Is Donald Trump a Realist?

Donald Trump at CPAC 2017. Wikimedia Commons/Creative Commons/Michael Vadon

Trump’s early missteps are slowly being replaced with a realistic assessment of America’s national-security toolkit.

Moreover, while improved relations with Russia (a “reset” by another name?) are to be welcomed, it takes two sides to improve relations. There has been much talk about the kinds of concessions that the United States might make to Moscow, such as lifting sanctions or formally recognizing Russian interests in Crimea, Ukraine and Syria. There has been far less clarity regarding what the Trump administration might expect in return. Surely the president, who authored (with a ghostwriter) a book called The Art of the Deal, should know that no deal without reciprocal concessions is worth terribly much.

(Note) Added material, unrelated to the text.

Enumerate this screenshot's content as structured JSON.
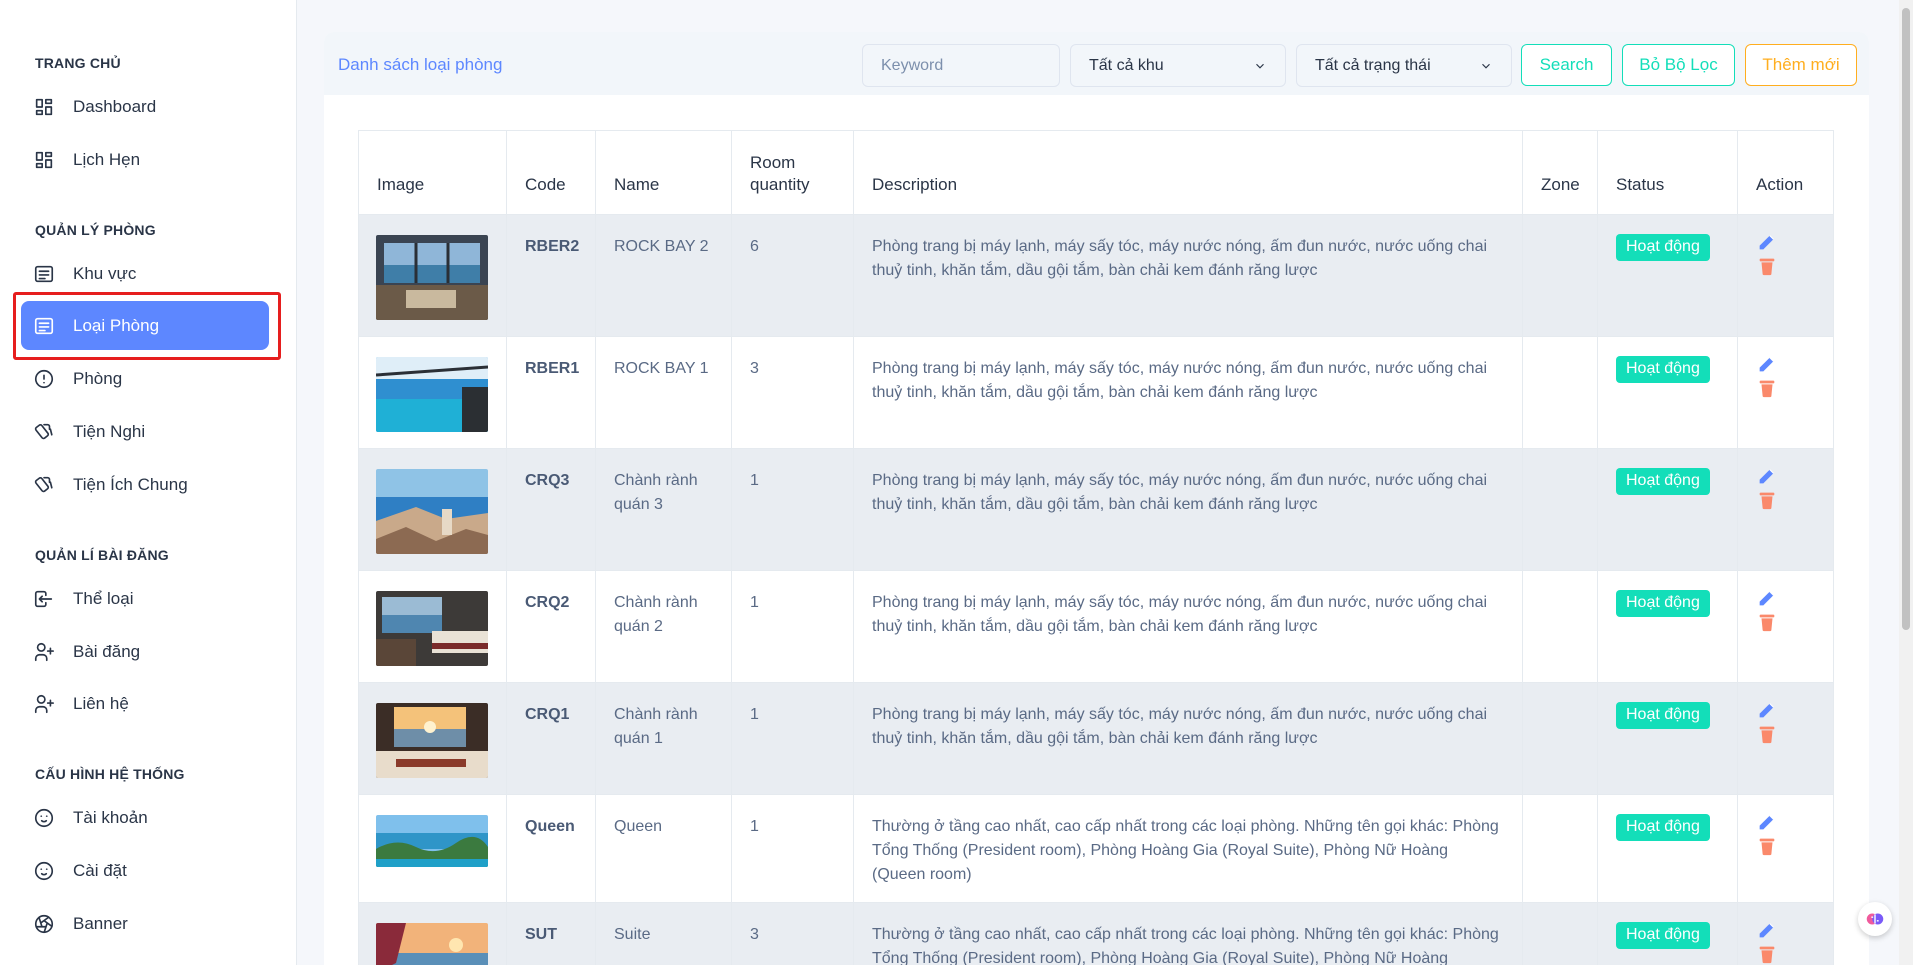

His tweets and other public musings notwithstanding, Trump has in practice thus far proved himself to be very much the realist. As a result of his meeting with Canadian prime minister Justin Trudeau, he no longer speaks of abandoning NAFTA, but rather updating it. As a result of his meeting with Prime Minister Abe of Japan, he no longer speaks of Tokyo going it alone militarily. He may have taken a call from President Tsai of Taiwan, but he has openly reverted to a “One China” policy and has yet to fulfill his promise to label China a currency manipulator. Whatever he may have tweeted about NATO, he has yet to withdraw one soldier from Europe, or curtail American military exercises with NATO allies or non-allies such as Sweden. Indeed, the administration is contemplating increasing force levels in Europe, notably in the smaller members of NATO. This is hardly a sign of receding American interest in that organization, but it is a message to Russia that belies the president’s seemingly mild response to Moscow’s aggressive behavior. Indeed, the president no longer speaks of having the United States withdraw from any international organization, including the UN, to whom he has appointed a top-flight ambassador, former governor Nikki Haley.

Realists were disconcerted when the president insisted that he would move the U.S. Embassy in Israel from Tel Aviv to Jerusalem. A visit from King Abdullah of Jordan, whose commitment to peace in the region is beyond doubt, put paid to that idea, at least for time being. The king argued persuasively that moving the embassy would undermine any efforts by the president to forge an agreement between Israel and the Palestinians. Indeed, the president also backed away from his musings about a one-state solution to the Israel-Palestine conflict, and counseled Prime Minister Netanyahu not to approve the construction of ever more settlements. It was now the turn of the ideologues, both in Israel and the United States, to squirm in discomfort.

The president has shown himself willing to modify his ideological stance even with respect to immigration. Once the courts had made it clear that his original executive order would not stand, Trump issued an amended order that dropped Iraq from the list of countries to whose citizens an American visa would not be granted. He recognized, however belatedly, that Iraq was critical to his objective of totally defeating the Islamic State, and he responded accordingly.

In sum, the president has thus far revealed himself to be far more of a realist than might have been expected from his rhetoric either during the campaign, subsequent to his election, or since he has taken office. No doubt he will continue to rattle domestic and overseas observers with his late-night musings, and the presence of Steve Bannon and his acolytes at the center of power rightly will be a source of consternation for foreign governments as well as many American policymakers and experts—on Capitol Hill, among many in the military and national-security civilians, and in the think-tank world. Nevertheless, and for the time being at least, even Trump appears to recognize, perhaps grudgingly so, that the world of international security is not the New York property market. He may be backing into a realistic assessment what is needed to pursue an effective national-security policy, and that degree of realism should be a source of cautious optimism for all who look to continued American leadership in an increasingly unstable and challenging world.

Dov S. Zakheim is vice chairman of the Center for the National Interest. He was under secretary of defense (comptroller) from 2001 to 2004 and deputy under secretary of defense (planning and resources) from 1985 to 1987.

Image: Donald Trump at CPAC 2017. Wikimedia Commons/Creative Commons/Michael Vadon